J. David Sweatt
David Sweatt obtained his B.S. in Chemistry from the University of South Alabama before attending Vanderbilt University, where he was awarded a Ph.D. for studies of intracellular signaling mechanisms. He then did a post-doctoral Fellowship at the Columbia University Center for Neurobiology and Behavior, working on memory mechanisms in the laboratory of Nobel laureate Eric Kandel. From 1989 to 2006 he was a member of the Neuroscience faculty at Baylor College of Medicine in Houston, Texas, rising through the ranks there to Professor and Director of the Neuroscience Ph.D. program.
Dr. Sweatt's laboratory studies biochemical mechanisms of learning and memory. In addition, his research program also investigates mechanisms of learning and memory disorders, such as mental retardation and aging-related memory dysfunction. He is currently the Evelyn F. McKnight endowed Chairman of the Department of Neurobiology at UAB Medical School, and the Director of the Evelyn F. McKnight Brain Institute at the University of Alabama in Birmingham. He also is a Professor the Departments of Cell Biology, Genetics, and Psychology at UAB.

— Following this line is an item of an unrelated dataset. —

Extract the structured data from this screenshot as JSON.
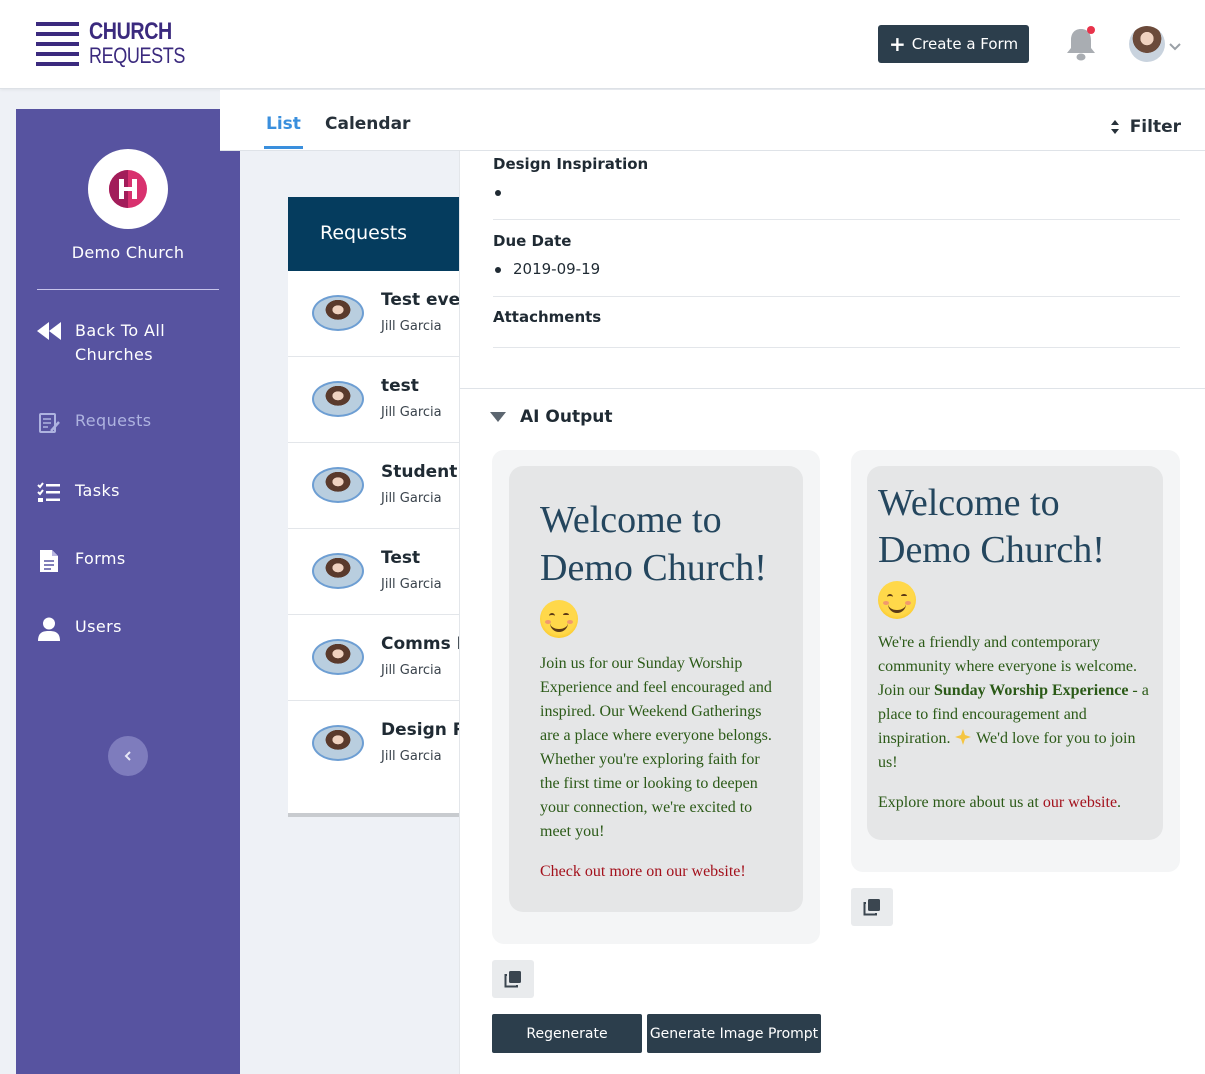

Dr. Sweatt has won numerous awards and honors, including an Ellison Medical Foundation Senior Scholar Award, and election as a Fellow of the American Association for the Advancement of Science. Last year he won the Ipsen Foundation International Prize in Neural Plasticity, one of the most prestigious awards in his scientific field.
From 1998 until 2002 he attended drawing and painting classes at the Glassell School of Art of the Museum of Fine Arts, Houston. As an artist he explores the use of painting as a medium for expressing topics of interest in contemporary biomedical research. In 2009 he published a textbook, Mechanisms of Memory, which is illustrated with original paintings and describes current models for the molecular and cellular basis of memory formation.
Epigenetic mechanisms in learning and memory
Epigenetic mechanisms typically involve alterations in chromatin structure, which in turn regulate gene expression.
“Epigenetics” is functionally equivalent to the mechanisms allowing stable alterations of gene expression that involve physically “marking” DNA or its associated proteins
through post-translational modification. This presentation will address the idea that conservation of epigenetic mechanisms for information storage represents a unifying model in biology, with epigenetic mechanisms being utilized for cellular memory at levels from behavioral memory to brain development and aging.